The UI is simple (and also notably, different from what’s listed on the aliexpress page for this light!) Click for on (mode memory). Click to advance modes (L>H direction). Hold for off (except in turbo!!). Double click for turbo. Click to get out of turbo to last mode. Triple click from any state to get strobe. Click to get out of strobe.
The difference in Turbo and High is very slight. (That’s why I ended with a High runtime, instead of a Turbo runtime.)
The manual mentions a lockout feature, but I couldn’t get that work on my sample.
During all operation, the side switch will give an indication of cell capacity. When full (or >3.4V), the switch is solid green. Between 3.0 and 3.4V, it’s solid orange. Below 3.0, the switch flashes red. The difference in orange and red from this switch is slight, but the difference in solid and flashing is obvious.
I really, really love this switch!!
|Mode||Mode Claimed Output (lm)||Claimed Runtime||Mode Measured Lux|
LED and Beam
Same thing I said for the recent JETBeam TH20: “The massive emitter in this light is a Cree XHP70.2. It’s a cool look, and provides loads of output. The beam tint isn’t great (leaning toward green on the spill, and blue/cool in the center).” This beam profile, however, is different. The beam profile is like that of a much bigger Emisar D1 – it’s a very clear spot, but perfectly even across the spot. Quite unusual!
Tint vs BLF-348
Beamshots, Runtime, and Lux Measurements
|Glamour Shots||Beamshots [0.3″, f/8, ISO 100, 5000k]|
|Claimed Lumens (lm)||3600|
|Lux (Measured)||1720 lux @ 6.333 m|
|Candela (Calculated) in cd||68983.8|
|Throw (Calculated) (m)||525.3|
|Throw (Claimed) (m)||550|
What I like
- Good throw from a large emitter
- Build is great
- On-board charging is consistent and acceptable
- Switch is fantastic
- Switch is an indicating switch
- Can run off 1, 2, or 3 cells
What I don’t like
- Proprietary charge cable
- Charging limited to 0.9A (or probably 0.1C, which is very slow)
- No pouch included
Trying to finish this year with a bang!! I hope to wrap up a few non-flashlight items soon, like the iMAX B6 Mini, and a couple other random things. Most likely next, however, will be the JETBeam T6!
- This light was provided by GearBest for review. I was not paid to write this review.
- This content originally appeared at zeroair.wordpress.com.
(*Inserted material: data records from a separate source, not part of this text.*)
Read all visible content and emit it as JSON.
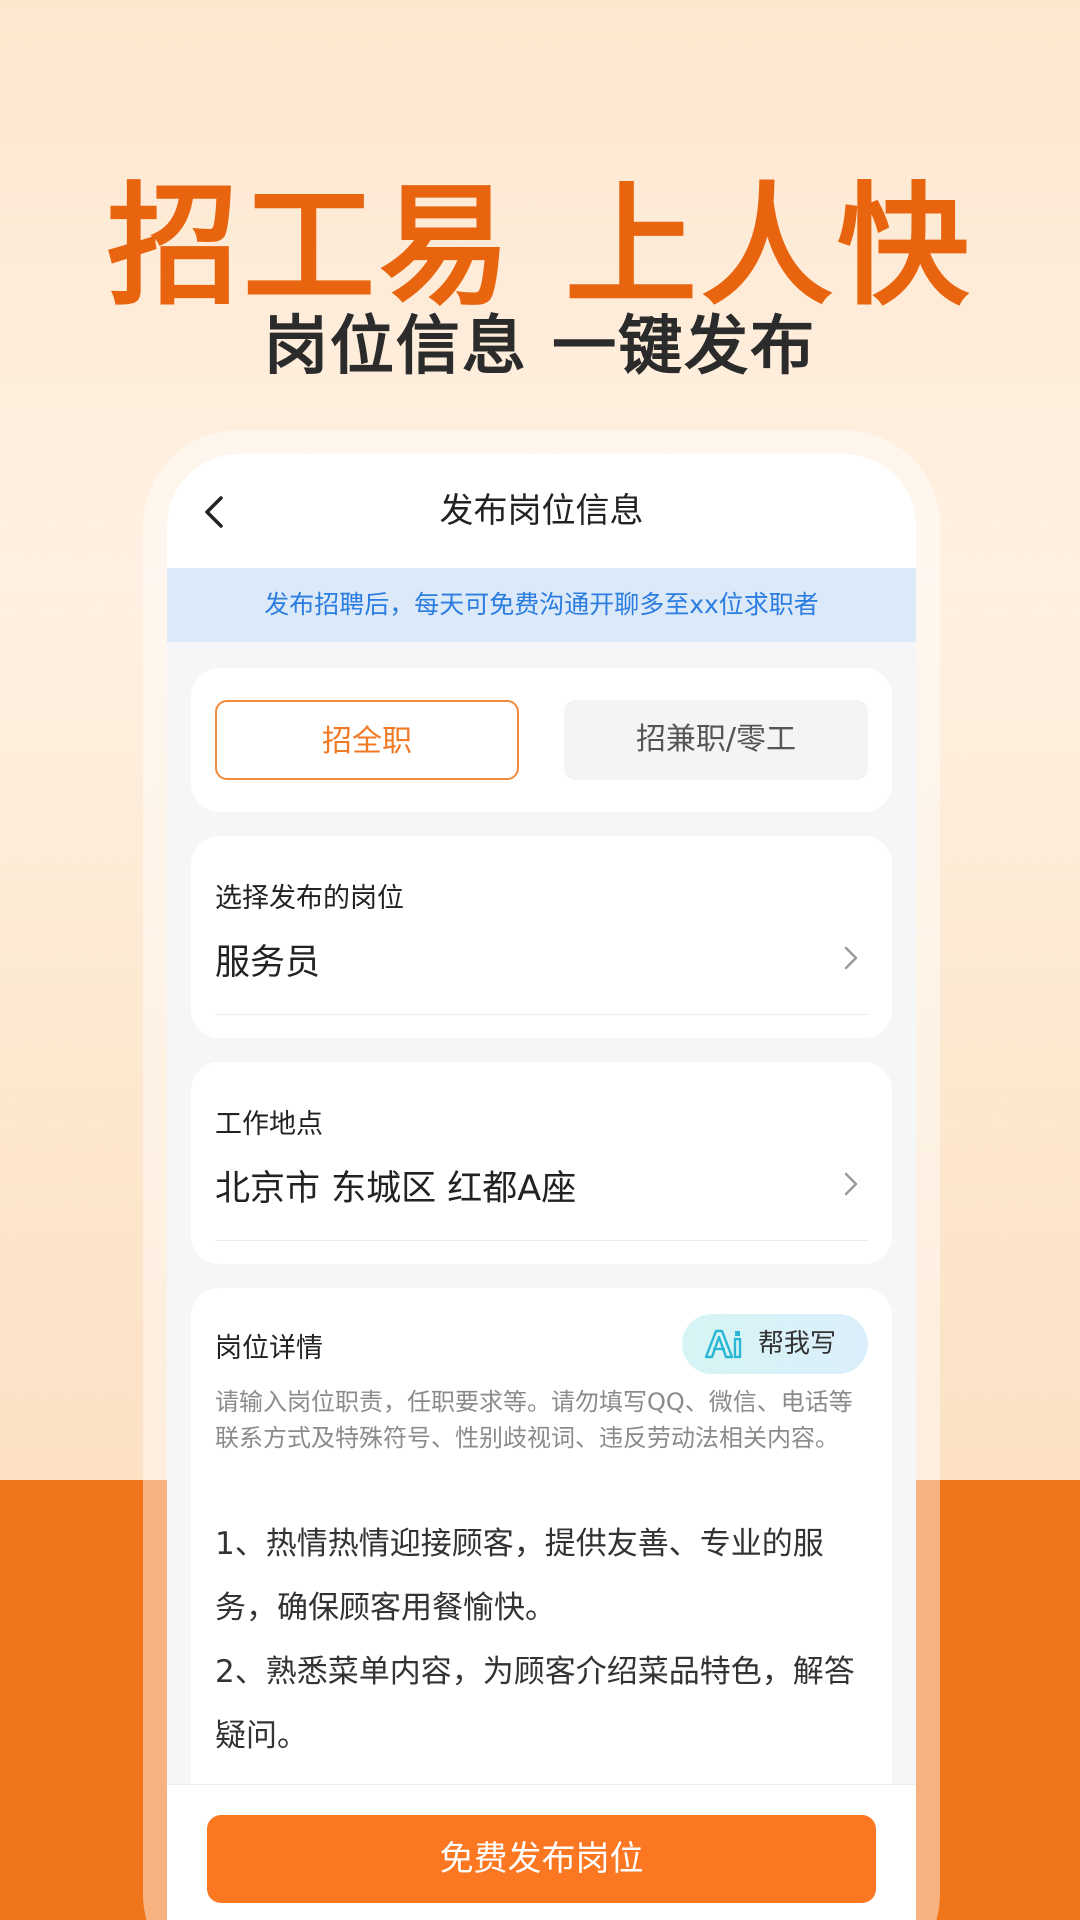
{
  "promo": {
    "headline": "招工易 上人快",
    "subheadline": "岗位信息 一键发布"
  },
  "nav": {
    "title": "发布岗位信息"
  },
  "notice": {
    "text": "发布招聘后，每天可免费沟通开聊多至xx位求职者"
  },
  "job_type": {
    "options": [
      {
        "label": "招全职",
        "selected": true
      },
      {
        "label": "招兼职/零工",
        "selected": false
      }
    ]
  },
  "position": {
    "label": "选择发布的岗位",
    "value": "服务员"
  },
  "location": {
    "label": "工作地点",
    "value": "北京市 东城区 红都A座"
  },
  "detail": {
    "label": "岗位详情",
    "ai_button_label": "帮我写",
    "hint": "请输入岗位职责，任职要求等。请勿填写QQ、微信、电话等联系方式及特殊符号、性别歧视词、违反劳动法相关内容。",
    "body_lines": [
      "1、热情热情迎接顾客，提供友善、专业的服务，确保顾客用餐愉快。",
      "2、熟悉菜单内容，为顾客介绍菜品特色，解答疑问。"
    ]
  },
  "footer": {
    "publish_label": "免费发布岗位"
  },
  "colors": {
    "accent": "#fb7722",
    "headline": "#e8640f",
    "notice_text": "#2b7de0",
    "notice_bg": "#dce9f8"
  }
}
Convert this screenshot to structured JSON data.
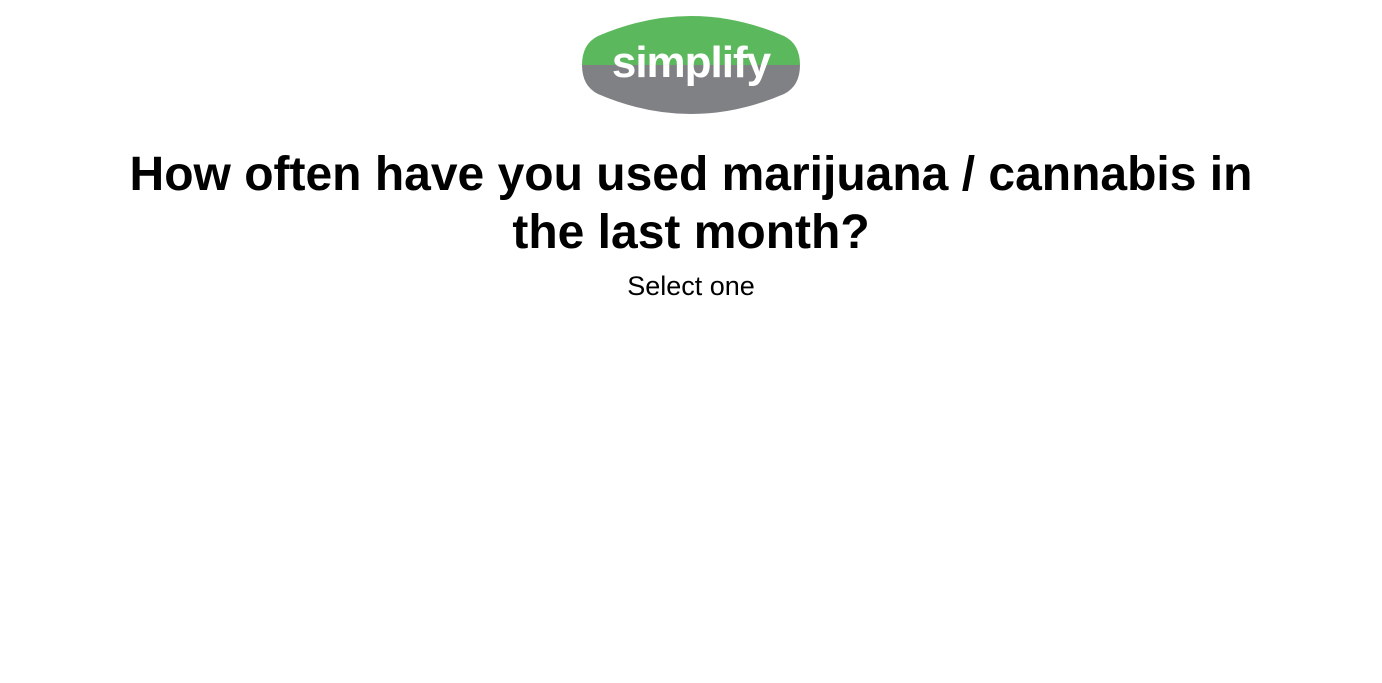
{
  "logo": {
    "text": "simplify",
    "colors": {
      "top": "#5cb85c",
      "bottom": "#808184",
      "text": "#ffffff"
    }
  },
  "question": {
    "title": "How often have you used marijuana / cannabis in the last month?",
    "instruction": "Select one"
  }
}
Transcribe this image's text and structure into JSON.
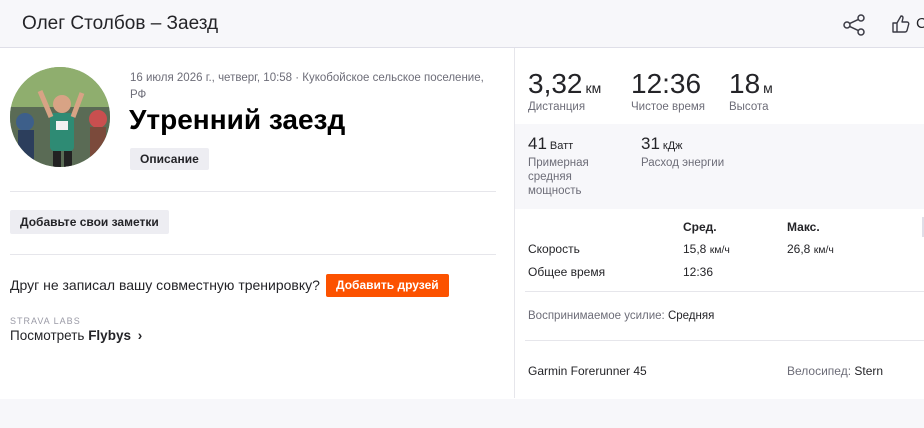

Please visit there for the best experience!
- Whether or not I have a coupon for this light, I do have a bunch of coupons!! Have a look at my spreadsheet for those coupons. Note I’ve upgraded that sheet so that now, you may subscribe and get notifications when the sheet is edited!!